Records from a collection
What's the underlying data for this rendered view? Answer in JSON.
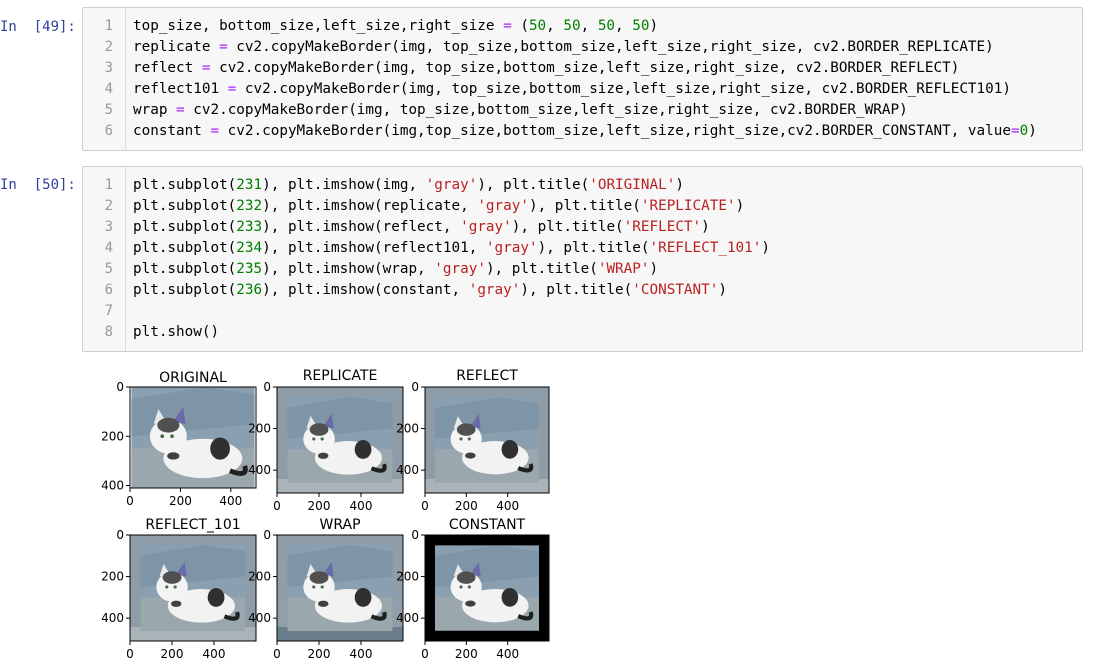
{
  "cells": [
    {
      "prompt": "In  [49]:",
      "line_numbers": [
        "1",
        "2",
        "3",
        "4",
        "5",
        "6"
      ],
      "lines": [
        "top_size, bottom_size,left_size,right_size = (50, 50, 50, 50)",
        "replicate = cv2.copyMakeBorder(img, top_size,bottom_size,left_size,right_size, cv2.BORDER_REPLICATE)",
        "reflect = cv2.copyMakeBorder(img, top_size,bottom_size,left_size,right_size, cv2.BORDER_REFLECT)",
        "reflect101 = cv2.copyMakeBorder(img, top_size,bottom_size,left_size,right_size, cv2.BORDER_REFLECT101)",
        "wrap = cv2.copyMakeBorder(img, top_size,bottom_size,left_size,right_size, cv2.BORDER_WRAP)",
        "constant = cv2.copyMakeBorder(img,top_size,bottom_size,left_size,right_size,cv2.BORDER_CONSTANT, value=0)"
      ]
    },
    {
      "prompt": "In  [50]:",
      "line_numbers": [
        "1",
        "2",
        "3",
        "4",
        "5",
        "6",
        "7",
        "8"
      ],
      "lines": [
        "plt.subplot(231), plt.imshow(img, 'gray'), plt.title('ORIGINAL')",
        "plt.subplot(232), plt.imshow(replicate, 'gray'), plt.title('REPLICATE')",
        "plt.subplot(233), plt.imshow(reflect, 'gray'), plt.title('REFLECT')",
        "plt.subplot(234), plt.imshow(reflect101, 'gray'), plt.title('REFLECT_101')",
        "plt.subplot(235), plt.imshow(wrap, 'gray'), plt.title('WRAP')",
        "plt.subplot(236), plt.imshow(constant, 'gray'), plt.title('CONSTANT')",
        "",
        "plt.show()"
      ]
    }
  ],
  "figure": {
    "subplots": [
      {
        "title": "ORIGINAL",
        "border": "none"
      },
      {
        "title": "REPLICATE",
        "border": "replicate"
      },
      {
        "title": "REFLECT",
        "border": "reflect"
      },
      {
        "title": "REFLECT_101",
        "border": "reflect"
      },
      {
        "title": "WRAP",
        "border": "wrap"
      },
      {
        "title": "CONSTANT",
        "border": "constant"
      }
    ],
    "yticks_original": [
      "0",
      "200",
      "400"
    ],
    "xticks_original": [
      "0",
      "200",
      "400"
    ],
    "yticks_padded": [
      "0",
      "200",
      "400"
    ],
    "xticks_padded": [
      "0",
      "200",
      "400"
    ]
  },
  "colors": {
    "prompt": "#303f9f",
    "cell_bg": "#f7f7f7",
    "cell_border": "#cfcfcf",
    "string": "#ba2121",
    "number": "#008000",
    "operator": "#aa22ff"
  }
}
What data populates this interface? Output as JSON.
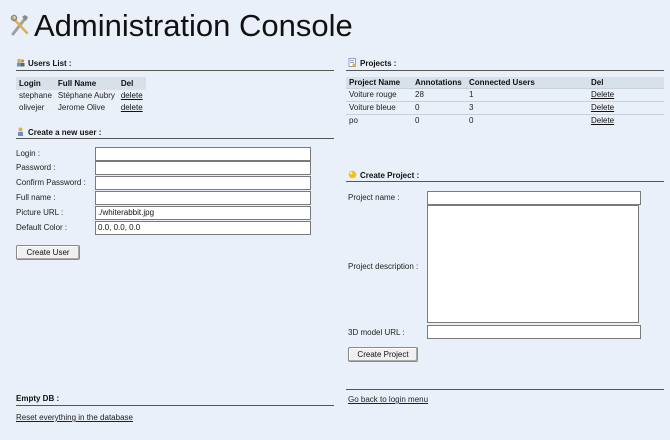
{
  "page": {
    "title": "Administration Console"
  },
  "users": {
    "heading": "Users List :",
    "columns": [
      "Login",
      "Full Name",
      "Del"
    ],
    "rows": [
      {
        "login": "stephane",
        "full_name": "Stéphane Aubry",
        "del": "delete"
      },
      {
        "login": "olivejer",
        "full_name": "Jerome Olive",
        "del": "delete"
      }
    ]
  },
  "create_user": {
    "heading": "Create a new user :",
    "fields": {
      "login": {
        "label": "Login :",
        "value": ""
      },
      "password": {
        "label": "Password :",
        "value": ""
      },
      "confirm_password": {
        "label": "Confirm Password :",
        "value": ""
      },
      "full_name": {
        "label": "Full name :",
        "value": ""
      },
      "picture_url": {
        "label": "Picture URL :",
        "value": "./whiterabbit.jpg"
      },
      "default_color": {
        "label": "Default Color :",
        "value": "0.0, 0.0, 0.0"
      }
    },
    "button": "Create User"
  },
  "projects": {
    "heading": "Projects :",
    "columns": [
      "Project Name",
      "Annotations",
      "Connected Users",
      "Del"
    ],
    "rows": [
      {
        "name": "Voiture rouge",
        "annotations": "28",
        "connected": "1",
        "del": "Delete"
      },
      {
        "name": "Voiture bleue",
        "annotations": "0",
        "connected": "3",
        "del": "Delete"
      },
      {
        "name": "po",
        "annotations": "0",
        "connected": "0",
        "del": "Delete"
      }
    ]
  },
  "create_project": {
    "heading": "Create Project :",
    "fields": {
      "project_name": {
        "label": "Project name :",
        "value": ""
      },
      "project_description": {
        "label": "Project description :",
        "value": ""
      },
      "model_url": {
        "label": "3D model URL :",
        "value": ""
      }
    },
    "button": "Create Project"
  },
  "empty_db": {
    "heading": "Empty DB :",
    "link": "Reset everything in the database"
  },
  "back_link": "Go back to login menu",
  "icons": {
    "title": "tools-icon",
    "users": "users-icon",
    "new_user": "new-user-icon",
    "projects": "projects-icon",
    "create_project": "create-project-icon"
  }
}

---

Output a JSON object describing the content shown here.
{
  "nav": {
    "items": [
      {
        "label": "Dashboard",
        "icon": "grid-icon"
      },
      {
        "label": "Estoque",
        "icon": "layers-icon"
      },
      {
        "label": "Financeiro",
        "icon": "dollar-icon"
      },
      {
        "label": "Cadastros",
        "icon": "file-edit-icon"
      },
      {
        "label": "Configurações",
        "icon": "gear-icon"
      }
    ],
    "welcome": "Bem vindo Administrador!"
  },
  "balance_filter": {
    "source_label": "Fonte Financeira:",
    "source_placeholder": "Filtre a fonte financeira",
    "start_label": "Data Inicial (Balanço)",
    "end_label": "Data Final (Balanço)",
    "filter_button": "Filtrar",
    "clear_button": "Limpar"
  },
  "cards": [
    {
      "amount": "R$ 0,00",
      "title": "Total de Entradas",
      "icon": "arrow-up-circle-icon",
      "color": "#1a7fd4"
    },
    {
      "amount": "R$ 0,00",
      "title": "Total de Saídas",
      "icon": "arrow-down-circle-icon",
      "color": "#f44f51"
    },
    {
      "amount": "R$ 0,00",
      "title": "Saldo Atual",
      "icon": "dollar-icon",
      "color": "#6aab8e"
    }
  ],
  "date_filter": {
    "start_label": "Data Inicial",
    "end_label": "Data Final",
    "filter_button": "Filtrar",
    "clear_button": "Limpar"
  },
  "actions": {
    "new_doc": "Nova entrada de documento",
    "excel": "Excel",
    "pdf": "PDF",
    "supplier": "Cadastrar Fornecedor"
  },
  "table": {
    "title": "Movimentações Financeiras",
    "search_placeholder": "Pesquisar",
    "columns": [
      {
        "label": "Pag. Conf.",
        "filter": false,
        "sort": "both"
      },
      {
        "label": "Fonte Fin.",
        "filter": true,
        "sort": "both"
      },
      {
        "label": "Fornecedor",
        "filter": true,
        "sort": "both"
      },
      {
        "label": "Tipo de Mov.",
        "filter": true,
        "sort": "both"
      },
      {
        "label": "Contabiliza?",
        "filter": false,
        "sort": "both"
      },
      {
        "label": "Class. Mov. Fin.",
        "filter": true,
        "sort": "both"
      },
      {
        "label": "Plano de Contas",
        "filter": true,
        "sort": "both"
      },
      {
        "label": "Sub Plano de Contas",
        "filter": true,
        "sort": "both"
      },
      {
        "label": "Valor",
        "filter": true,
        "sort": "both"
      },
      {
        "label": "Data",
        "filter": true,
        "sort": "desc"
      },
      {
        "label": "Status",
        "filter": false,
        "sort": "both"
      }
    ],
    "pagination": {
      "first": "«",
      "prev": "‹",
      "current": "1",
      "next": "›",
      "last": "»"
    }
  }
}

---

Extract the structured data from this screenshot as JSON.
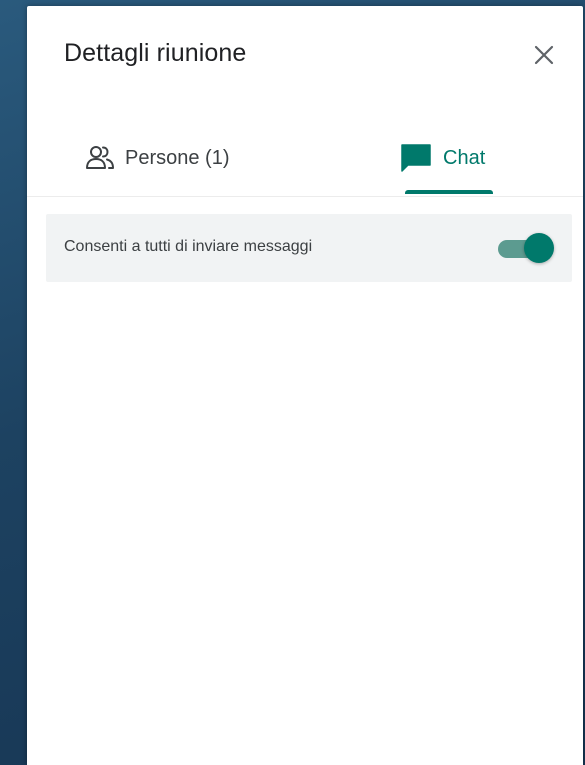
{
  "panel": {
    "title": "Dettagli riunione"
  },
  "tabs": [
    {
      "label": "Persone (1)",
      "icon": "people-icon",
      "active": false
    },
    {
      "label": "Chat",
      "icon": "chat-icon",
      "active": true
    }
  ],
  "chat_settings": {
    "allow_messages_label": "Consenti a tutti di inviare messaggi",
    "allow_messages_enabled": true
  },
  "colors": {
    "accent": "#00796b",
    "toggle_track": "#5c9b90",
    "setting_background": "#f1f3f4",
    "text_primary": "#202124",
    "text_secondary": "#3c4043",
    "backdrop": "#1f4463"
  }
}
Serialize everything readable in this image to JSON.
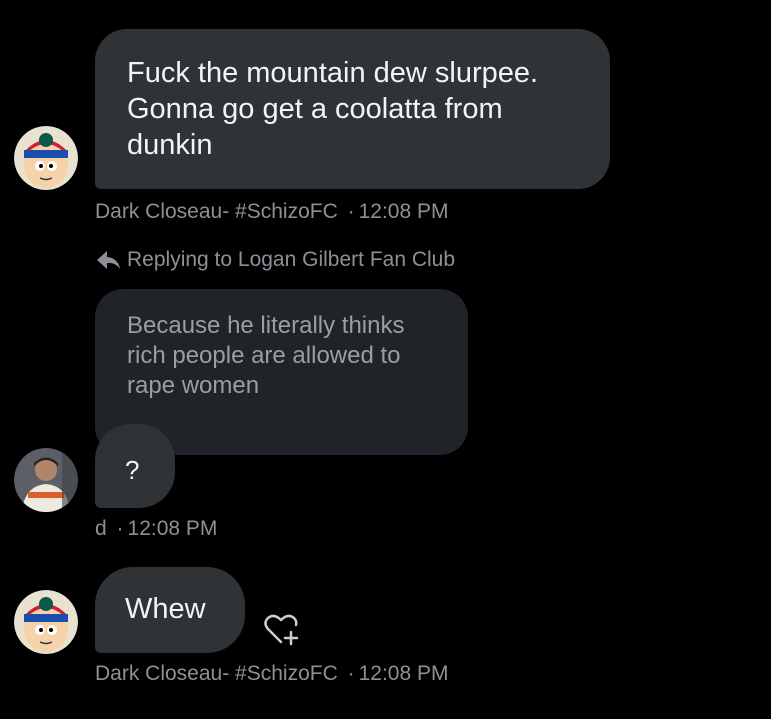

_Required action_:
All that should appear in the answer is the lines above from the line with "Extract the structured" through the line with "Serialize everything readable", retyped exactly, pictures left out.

_Response for this exercise_:
Extract the structured data from this screenshot as JSON.
{
  "panel": {
    "title": "Dettagli riunione"
  },
  "tabs": [
    {
      "label": "Persone (1)",
      "icon": "people-icon",
      "active": false
    },
    {
      "label": "Chat",
      "icon": "chat-icon",
      "active": true
    }
  ],
  "chat_settings": {
    "allow_messages_label": "Consenti a tutti di inviare messaggi",
    "allow_messages_enabled": true
  },
  "colors": {
    "accent": "#00796b",
    "toggle_track": "#5c9b90",
    "setting_background": "#f1f3f4",
    "text_primary": "#202124",
    "text_secondary": "#3c4043",
    "backdrop": "#1f4463"
  }
}
Serialize everything readable in this image to JSON.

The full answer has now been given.